In 2007, Hawthorne Gold Corp. conducted a major exploration program on the property including rock sampling, trenching, diamond drilling and underground geochemical and bulk sampling. Rock sampling yielded up to 5.17 grams per tonne gold from the north western limit of the known knotted phyllite unit (Sample 135844), while trenching near the Main zone adit yielded up to 8.13 grams per tonne gold (Campbell, K.V. , G. H. Giroux, G.H. [2009-11-15]: NI 43-101 Technical Report - Report on the 2007 and 2008 Drill Programs on the Frasergold Project). A diamond drill program was laid out to test four previously defined zones of interest; including the Main zone, the Grouse Creek West zone, the Grouse Creek East zone and the Frasergold zone. A total of 16 HQ core size drillholes totalling 3615 metres were drilled. Between 1980 and 2007, a total of 39,582 metres of drilling in 344 holes has been completed on the property, along with 294 metres of underground drifts to provide access for bulk sampling and metallurgical testing. Bulk sampling yielded an average grade of 1.275 grams per tonne gold from cyanide analysis and 1.812 grams per tonne gold from screened metallic analysis (Campbell, K.V. , G. H. Giroux, G.H. [2009-11-15]: NI 43-101 Technical Report - Report on the 2007 and 2008 Drill Programs on the Frasergold Project).

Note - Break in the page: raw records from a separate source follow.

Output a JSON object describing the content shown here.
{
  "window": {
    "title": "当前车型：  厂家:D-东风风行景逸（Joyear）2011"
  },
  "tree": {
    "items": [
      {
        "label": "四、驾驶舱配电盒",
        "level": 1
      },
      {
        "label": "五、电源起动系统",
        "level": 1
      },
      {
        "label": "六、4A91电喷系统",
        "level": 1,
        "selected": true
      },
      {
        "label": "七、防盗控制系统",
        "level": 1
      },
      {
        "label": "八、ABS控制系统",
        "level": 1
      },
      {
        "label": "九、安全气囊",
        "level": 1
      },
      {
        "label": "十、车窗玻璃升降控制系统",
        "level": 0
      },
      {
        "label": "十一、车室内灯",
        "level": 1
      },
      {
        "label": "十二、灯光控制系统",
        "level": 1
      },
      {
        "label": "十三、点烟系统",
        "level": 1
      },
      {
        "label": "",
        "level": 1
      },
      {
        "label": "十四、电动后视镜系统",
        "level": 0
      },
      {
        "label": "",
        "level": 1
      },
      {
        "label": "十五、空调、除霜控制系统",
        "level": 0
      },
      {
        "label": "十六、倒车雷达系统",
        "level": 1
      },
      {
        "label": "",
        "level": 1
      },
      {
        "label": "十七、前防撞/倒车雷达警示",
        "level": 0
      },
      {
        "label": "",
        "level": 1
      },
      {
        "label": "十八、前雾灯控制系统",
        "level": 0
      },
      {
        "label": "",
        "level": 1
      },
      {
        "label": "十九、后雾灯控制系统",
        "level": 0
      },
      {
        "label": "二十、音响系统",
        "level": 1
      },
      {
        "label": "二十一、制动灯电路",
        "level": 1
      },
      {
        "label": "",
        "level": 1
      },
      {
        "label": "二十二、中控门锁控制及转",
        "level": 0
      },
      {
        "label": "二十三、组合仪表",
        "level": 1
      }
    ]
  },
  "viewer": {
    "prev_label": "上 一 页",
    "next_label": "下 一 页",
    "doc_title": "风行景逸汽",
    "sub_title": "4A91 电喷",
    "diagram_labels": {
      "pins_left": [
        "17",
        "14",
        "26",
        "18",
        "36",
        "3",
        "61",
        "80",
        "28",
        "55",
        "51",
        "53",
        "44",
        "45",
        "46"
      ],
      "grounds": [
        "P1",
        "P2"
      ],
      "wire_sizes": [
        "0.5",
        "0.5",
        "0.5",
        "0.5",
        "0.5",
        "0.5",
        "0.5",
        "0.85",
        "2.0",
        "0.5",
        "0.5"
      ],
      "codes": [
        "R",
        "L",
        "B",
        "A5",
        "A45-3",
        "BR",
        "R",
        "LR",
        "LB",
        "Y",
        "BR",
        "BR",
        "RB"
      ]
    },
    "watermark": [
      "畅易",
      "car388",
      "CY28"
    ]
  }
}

In 2008, Hawthorne Gold Corp. and Eureka Resources Inc. completed a soil sampling and diamond drilling program consisting of 58 holes totalling 10,405 metres. Drillhole FG08-362C intersected 82.28 metres grading 0.75 gram per tonne gold, including 5.88 metres grading 3.97 grams per tonne gold (Hawthorne Gold Corp. website http://www.hawthornegold.com). An inferred resource of 27.493 million tonnes grading 0.718 gram per tonne gold with a 0.50 gram per tonne gold cut-off was reported for the Main, Northwest and Southeast zones (Campbell, K.V. , G. H. Giroux, G.H. [2009-11-15]: NI 43-101 Technical Report - Report on the 2007 and 2008 Drill Programs on the Frasergold Project).
In October 2009, Hawthorne Gold released an updated resource estimate. Combined Measured and Indicated resources for the Main zone was reported as 34.08 million tonnes grading 0.559 gram per tonne gold. Combined Inferred resources for the Main, Northwest, and Southeast zones was reported as 75.31 million tonnes grading 0.507 gram per tonne Au (News Release October 1, 2009 www.hawthornegold.com).
In 2011, Teslin River Resources Corp. performed a soil sampling program at the Frasergold project. The geochemical program sampled a total of 27 line-kilometres conducted over three zones within three separate grids. Results from this grid included values ranging up to 2.24 grams per tonne gold and 0.12 per cent copper. These results suggest a strong association of copper sympathetic to the gold values (V STOCKWATCH, January 16, 2012).
In 2013, Teslins option agreement expired and the property was returned to Eureka Resources. In 2015, Eureka conducted a 4 line-kilometre soil sampling program on the property.